EXERCISE DESCRIPTION: Check each line of the records below and collect those holding "JSON".

MATERIALS PROVIDED:
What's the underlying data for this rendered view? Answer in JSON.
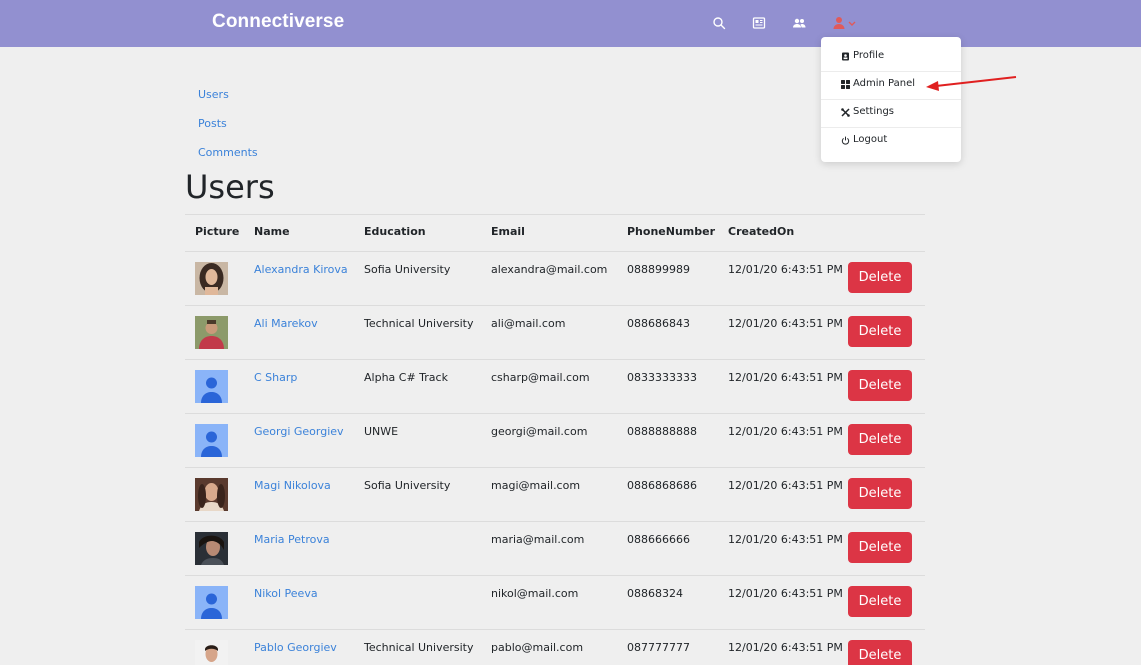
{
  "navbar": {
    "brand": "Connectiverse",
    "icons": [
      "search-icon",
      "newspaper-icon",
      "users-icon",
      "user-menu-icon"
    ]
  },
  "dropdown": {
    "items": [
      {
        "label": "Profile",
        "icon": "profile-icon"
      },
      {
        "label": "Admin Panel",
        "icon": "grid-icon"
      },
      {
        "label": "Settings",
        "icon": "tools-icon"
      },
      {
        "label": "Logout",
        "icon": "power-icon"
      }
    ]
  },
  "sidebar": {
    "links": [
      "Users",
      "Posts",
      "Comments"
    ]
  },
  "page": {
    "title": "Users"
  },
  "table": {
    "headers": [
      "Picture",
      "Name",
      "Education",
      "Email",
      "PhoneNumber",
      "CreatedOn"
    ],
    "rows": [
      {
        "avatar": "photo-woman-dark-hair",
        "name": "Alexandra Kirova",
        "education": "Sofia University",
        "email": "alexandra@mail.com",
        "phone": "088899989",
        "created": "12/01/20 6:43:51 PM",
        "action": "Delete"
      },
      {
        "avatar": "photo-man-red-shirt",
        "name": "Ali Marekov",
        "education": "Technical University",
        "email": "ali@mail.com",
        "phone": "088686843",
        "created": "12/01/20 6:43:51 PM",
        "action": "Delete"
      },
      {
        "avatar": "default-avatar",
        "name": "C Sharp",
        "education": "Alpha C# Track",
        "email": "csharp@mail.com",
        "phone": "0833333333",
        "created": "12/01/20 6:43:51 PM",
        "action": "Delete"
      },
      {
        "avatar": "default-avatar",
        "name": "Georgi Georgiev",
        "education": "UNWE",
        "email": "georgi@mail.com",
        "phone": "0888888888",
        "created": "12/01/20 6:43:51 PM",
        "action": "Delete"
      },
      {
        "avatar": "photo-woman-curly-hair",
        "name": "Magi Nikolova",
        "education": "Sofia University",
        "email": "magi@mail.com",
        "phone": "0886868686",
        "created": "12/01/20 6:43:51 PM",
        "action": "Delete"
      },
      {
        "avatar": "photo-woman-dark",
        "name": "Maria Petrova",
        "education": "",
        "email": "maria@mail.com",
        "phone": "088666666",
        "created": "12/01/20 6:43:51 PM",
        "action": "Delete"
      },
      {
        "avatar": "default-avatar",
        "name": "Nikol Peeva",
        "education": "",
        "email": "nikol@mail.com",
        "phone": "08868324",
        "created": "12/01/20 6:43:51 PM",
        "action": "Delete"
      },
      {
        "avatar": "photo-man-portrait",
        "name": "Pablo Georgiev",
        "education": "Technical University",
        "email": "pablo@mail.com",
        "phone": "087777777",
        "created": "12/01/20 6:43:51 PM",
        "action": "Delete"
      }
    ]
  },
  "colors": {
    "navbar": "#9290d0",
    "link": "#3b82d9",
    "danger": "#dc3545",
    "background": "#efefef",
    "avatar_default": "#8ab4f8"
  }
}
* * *
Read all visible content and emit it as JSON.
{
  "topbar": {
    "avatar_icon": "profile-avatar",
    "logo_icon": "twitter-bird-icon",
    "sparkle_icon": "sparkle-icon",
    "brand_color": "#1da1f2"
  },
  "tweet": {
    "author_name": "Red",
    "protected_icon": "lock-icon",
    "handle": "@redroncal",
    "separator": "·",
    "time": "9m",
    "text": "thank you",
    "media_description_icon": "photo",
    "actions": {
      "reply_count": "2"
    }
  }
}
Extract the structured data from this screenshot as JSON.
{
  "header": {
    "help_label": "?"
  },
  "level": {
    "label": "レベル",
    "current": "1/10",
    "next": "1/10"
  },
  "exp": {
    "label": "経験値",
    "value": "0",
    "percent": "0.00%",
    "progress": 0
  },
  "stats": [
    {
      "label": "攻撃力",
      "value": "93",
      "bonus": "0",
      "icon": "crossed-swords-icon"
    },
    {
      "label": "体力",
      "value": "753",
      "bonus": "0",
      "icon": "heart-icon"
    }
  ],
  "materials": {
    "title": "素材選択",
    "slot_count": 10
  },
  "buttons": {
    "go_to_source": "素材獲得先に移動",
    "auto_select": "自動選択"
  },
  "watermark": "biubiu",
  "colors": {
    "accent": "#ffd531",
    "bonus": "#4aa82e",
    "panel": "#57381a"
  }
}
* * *
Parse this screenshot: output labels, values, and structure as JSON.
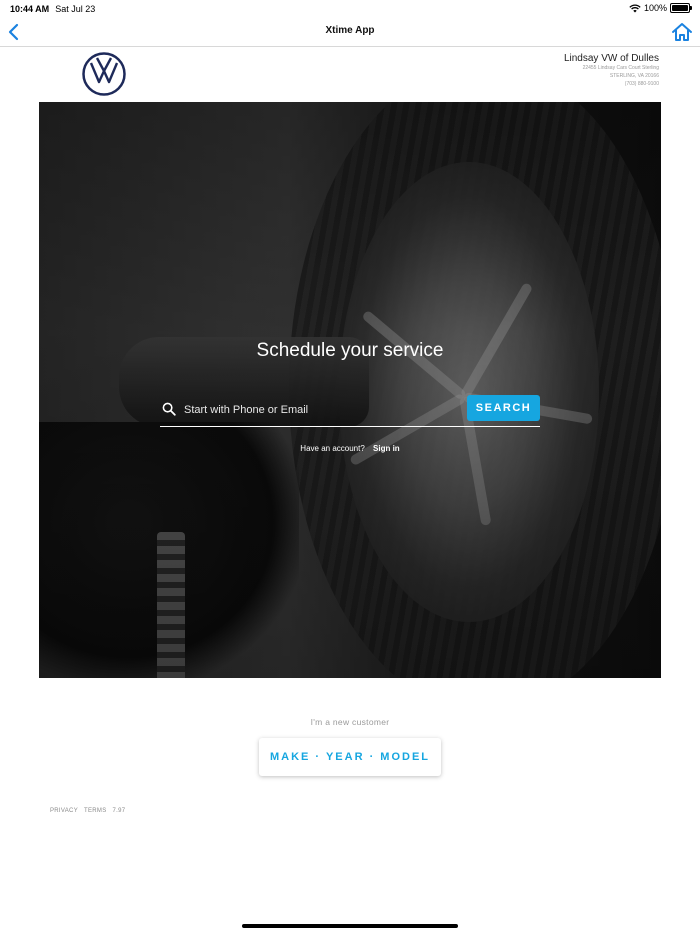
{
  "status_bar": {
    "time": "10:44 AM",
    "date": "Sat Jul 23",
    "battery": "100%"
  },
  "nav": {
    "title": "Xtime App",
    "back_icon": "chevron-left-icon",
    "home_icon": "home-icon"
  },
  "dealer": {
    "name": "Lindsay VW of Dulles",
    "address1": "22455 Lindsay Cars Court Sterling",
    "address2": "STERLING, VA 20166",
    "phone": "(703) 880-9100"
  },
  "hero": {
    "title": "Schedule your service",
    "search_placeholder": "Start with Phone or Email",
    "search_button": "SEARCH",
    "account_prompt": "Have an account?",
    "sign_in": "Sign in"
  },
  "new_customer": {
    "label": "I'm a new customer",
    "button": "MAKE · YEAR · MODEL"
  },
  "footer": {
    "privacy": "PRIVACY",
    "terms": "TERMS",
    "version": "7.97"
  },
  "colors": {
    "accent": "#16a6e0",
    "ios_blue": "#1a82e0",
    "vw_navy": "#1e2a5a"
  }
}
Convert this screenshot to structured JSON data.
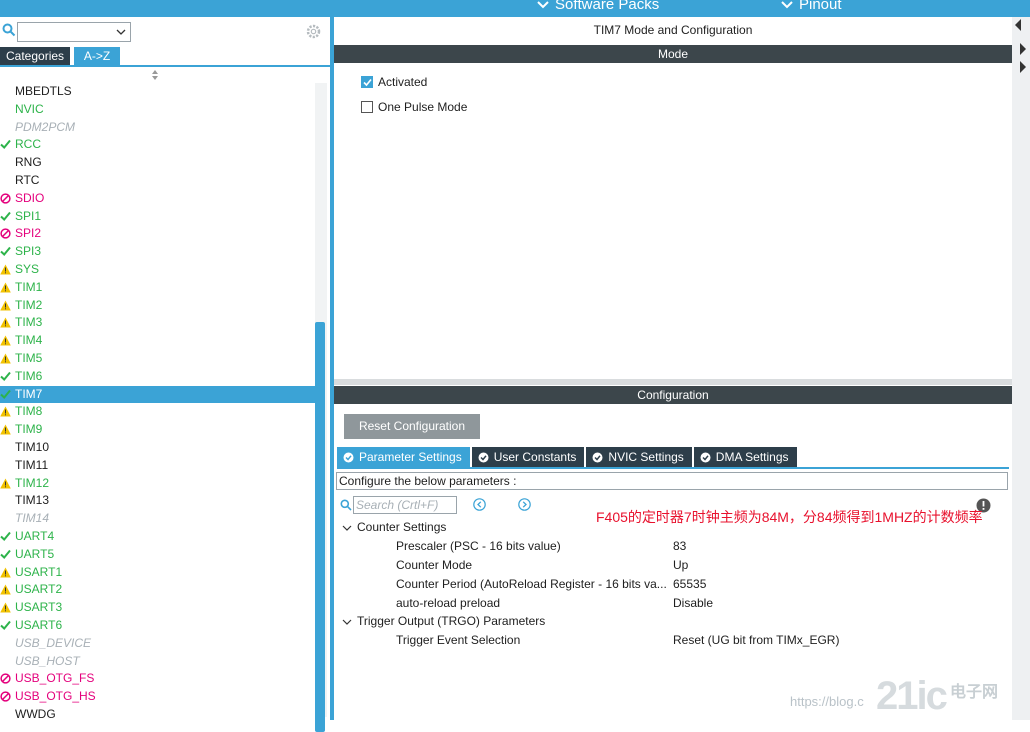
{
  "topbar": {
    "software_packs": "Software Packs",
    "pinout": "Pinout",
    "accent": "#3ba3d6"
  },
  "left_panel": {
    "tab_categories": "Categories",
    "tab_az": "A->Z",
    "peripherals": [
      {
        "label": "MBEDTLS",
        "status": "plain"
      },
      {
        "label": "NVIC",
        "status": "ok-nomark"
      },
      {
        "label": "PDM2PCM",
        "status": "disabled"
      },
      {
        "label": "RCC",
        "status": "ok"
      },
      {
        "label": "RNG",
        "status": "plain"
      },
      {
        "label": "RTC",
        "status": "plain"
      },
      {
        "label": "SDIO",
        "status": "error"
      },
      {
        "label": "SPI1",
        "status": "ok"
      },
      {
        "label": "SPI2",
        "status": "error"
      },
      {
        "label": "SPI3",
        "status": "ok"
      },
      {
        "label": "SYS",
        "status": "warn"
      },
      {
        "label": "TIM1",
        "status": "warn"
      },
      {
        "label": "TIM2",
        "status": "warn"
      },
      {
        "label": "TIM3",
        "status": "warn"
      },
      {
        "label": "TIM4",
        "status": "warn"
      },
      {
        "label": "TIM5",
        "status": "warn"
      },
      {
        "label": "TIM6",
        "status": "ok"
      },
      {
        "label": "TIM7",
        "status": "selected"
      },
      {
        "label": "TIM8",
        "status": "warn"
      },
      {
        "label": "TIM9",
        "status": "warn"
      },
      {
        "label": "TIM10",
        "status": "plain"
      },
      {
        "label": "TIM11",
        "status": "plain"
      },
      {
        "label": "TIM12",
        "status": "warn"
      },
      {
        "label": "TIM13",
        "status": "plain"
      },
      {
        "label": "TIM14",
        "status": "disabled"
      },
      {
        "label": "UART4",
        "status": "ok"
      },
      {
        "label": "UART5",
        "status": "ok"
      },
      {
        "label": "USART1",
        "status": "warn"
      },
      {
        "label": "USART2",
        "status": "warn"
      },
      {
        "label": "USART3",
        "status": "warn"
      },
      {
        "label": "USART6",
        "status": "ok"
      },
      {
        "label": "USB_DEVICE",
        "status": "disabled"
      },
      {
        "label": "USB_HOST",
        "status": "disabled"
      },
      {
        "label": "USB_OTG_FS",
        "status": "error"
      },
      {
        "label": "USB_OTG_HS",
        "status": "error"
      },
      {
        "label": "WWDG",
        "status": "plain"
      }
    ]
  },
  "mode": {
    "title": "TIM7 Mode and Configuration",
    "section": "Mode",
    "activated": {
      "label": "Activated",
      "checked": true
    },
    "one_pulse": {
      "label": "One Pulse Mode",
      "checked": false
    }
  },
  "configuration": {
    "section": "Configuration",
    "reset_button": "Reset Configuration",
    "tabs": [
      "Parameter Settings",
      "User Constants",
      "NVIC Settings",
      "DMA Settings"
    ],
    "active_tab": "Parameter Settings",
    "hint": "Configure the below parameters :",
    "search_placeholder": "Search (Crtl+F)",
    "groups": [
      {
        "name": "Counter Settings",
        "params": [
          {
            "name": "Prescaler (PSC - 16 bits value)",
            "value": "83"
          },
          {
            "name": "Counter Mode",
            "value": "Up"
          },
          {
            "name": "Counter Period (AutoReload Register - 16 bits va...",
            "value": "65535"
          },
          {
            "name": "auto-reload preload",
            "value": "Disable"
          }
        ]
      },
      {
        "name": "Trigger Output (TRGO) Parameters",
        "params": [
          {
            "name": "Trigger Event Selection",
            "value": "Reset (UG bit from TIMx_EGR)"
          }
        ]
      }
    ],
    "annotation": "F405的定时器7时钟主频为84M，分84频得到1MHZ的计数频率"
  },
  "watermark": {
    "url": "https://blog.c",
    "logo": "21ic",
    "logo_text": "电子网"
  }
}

RESULT BELOW:
What's the underlying data for this rendered view? Answer in JSON.
Read all visible content and emit it as JSON.
Extract the structured data from this screenshot as JSON.
Parse this screenshot: output labels, values, and structure as JSON.
Convert this screenshot to structured JSON data.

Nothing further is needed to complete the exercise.